Todd Knight was one of the people behind building the blue whales at the museum. (ABC Radio Brisbane: Jessica Hinchliffe)
For more than 20 years, large blue whales have been looking down over Brisbane, but how did they get there?
The Queensland Museum’s Whale Mall was constructed in the late 1980s and remains a drawcard for tourists who come and look up with amazement at the three life-sized mammals hanging from above.
“They were built like boats; sandwich foam made over a wooden frame, before the frames were taken out and they were joined in two halves,” said Todd Knight, one of the creators.
“They have a light aluminium superstructure so they are really light.
The skeleton was made by hand at the Old Museum in Bowen Hills. (Supplied: Queensland Museum)
“The whales themselves were made in the sheds behind the Old Museum at the RNA showgrounds in Bowen Hills.”
Along with fellow museum employees Terry Tebble, Karen Mickan and Jan Williams, the team spent two years creating a bull, pregnant cow and a young calf for the museum’s breezeway.
“They were painted with two-pack paint, with one painted on and then the pattern on the whales was put on with latex,” Mr Knight said.
“If you look in the pattern you can see people’s names — anyone that worked on it had their initials on one of the whales.”
The team worked around the clock to shape and paint the large whales. (Supplied: Queensland Museum)
The barnacles were made from fiberglass and resin and were moulded by casts before being attached.
Mr Knight said during the process there was often odd requests from fellow workers.
“You would get a call at the museum saying, ‘Hey, we need help flipping a whale’.
“We would stop what we were doing and all go out to turn the whale over — we needed many hands.”
During the build, the group decided to make the tails and fins removable to make it easier to transport the whales across town.
People who helped build the whale inscribed their names on the whales between the barnacles. (ABC Radio Brisbane: Jessica Hinchliffe)
Casting a whale calf
The plan originally was to create only a bull and cow, but during the build a dead calf washed ashore near Moreton Bay.
“You very rarely get a calf that young washed ashore so it was a little destressing to have a young one washed in,” Mr Knight said.

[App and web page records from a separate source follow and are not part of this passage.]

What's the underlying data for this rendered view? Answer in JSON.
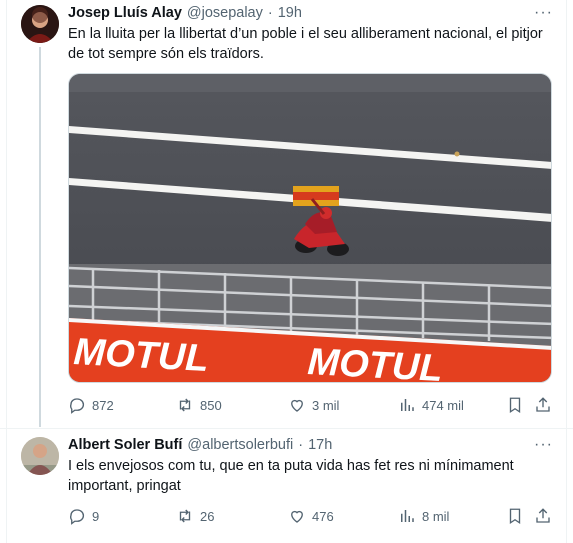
{
  "tweets": [
    {
      "author": "Josep Lluís Alay",
      "handle": "@josepalay",
      "time": "19h",
      "text": "En la lluita per la llibertat d’un poble i el seu alliberament nacional, el pitjor de tot sempre són els traïdors.",
      "media": {
        "banner_text_1": "MOTUL",
        "banner_text_2": "MOTUL"
      },
      "stats": {
        "replies": "872",
        "reposts": "850",
        "likes": "3 mil",
        "views": "474 mil"
      }
    },
    {
      "author": "Albert Soler Bufí",
      "handle": "@albertsolerbufi",
      "time": "17h",
      "text": "I els envejosos com tu, que en ta puta vida has fet res ni mínimament important, pringat",
      "stats": {
        "replies": "9",
        "reposts": "26",
        "likes": "476",
        "views": "8 mil"
      }
    }
  ],
  "separator": "·",
  "more_glyph": "···",
  "icons": {
    "reply": "reply-icon",
    "repost": "repost-icon",
    "like": "heart-icon",
    "views": "views-icon",
    "bookmark": "bookmark-icon",
    "share": "share-icon"
  },
  "colors": {
    "secondary_text": "#536471",
    "banner_red": "#e4401f",
    "track": "#4b4d54"
  }
}
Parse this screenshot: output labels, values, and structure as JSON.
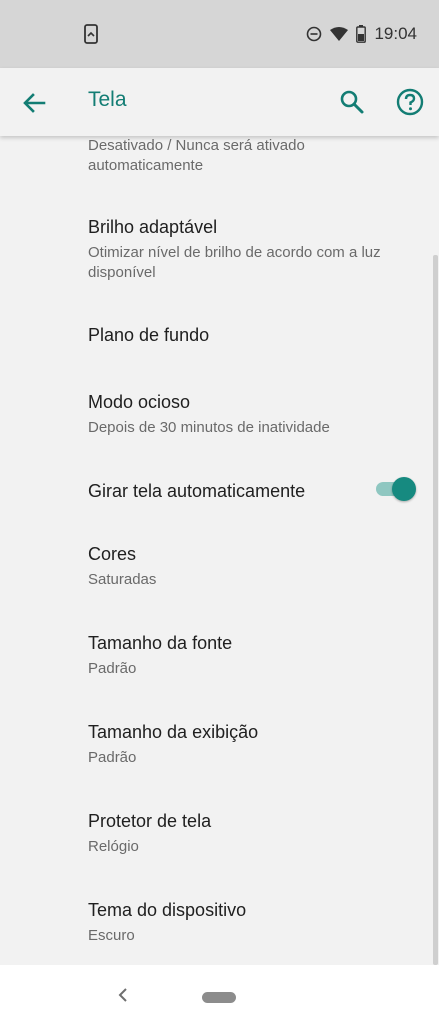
{
  "status_bar": {
    "time": "19:04",
    "left_icon": "phone-screenshot-icon",
    "icons": [
      "do-not-disturb-icon",
      "wifi-icon",
      "battery-icon"
    ]
  },
  "app_bar": {
    "title": "Tela",
    "back_icon": "arrow-back-icon",
    "search_icon": "search-icon",
    "help_icon": "help-icon"
  },
  "settings": [
    {
      "id": "partial",
      "subtitle": "Desativado / Nunca será ativado automaticamente"
    },
    {
      "id": "brilho",
      "title": "Brilho adaptável",
      "subtitle": "Otimizar nível de brilho de acordo com a luz disponível"
    },
    {
      "id": "plano",
      "title": "Plano de fundo"
    },
    {
      "id": "ocioso",
      "title": "Modo ocioso",
      "subtitle": "Depois de 30 minutos de inatividade"
    },
    {
      "id": "girar",
      "title": "Girar tela automaticamente",
      "toggle": true
    },
    {
      "id": "cores",
      "title": "Cores",
      "subtitle": "Saturadas"
    },
    {
      "id": "fonte",
      "title": "Tamanho da fonte",
      "subtitle": "Padrão"
    },
    {
      "id": "exibicao",
      "title": "Tamanho da exibição",
      "subtitle": "Padrão"
    },
    {
      "id": "protetor",
      "title": "Protetor de tela",
      "subtitle": "Relógio"
    },
    {
      "id": "tema",
      "title": "Tema do dispositivo",
      "subtitle": "Escuro"
    }
  ],
  "colors": {
    "accent": "#137d74",
    "toggle_on": "#168a80",
    "toggle_track": "#8fc7c1",
    "background": "#f2f2f2"
  },
  "nav_bar": {
    "back_icon": "nav-back-icon",
    "home_icon": "nav-home-pill-icon"
  }
}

“Unfortunately the calf couldn’t be saved so it was moved to the museum.
“Here in the preparation workshop we used foam inside of him to bring his shape to size before we cast him.
“His skeleton now remains part of the collection in the museum.”
It took many hands to put the whales together once they arrived at the museum. (Supplied: Queensland Museum)
The two large whales and calf are a constant presence above museum visitors. (ABC Radio Brisbane: Jessica Hinchliffe)
Putting the whales in place
It was a major mission to hang the whales in place at the time, even without the Cultural Centre busway which now stands near the entrance of the Whale Mall.
“We had an International Whale Conference happening here at the time so we were building it in the lead up to that to be unveiled then,” Mr Knight said.
Streets were shut and a large semi-trailer enabled the team to move the whales six kilometres from Bowen Hills to the museum at South Bank.
“Once we were at the museum they craned it in onto the top deck and the whales were cradled there for a little while,” Mr Knight said.
“They only just fit under the roof before being put into position in the mall.”
The whales were delivered to South Bank on the back of a semi-trailer. (Supplied: Queensland Museum)
The fibreglass whales were craned into the museum after being built off site. (Supplied: Queensland Museum )
Keeping the whales in tip-top shape
Mr Knight said the whales often attracted interesting objects, as well as dust, often making them hard to clean.
“We wash them as dust accumulates on them and other things appear atop of them like paper planes,” he said.
“Sometimes school kids throw their hats up there on top of the whale so we have to get the cherry picker out to get it off.”
Visitors to the Queensland Museum often double take at the size of the models. (ABC Radio Brisbane: Jessica Hinchliffe)
Hats, dust and paper aeroplanes often end up on top of the whales. (ABC Radio Brisbane: Jessica Hinchliffe)
He said it was satisfying seeing the whales still hanging outside the museum.
“It’s testament to the good work that went into building them and they’re well looked after by the staff here.
“It’s a nostalgic thing when you look at it.
“It was such an adventure. We planned everything out in scale and for me it was a great new thing to learn and see straight out of high school — these huge things develop out of nothing.
“It’s really nice that people still get a kick out of them, and earlier people were wandering past staggered by the size, they don’t realise just how big they are.”
The whales sit above the walkway used by hundreds of Brisbanites each day. (ABC Radio Brisbane: Jessica Hinchliffe)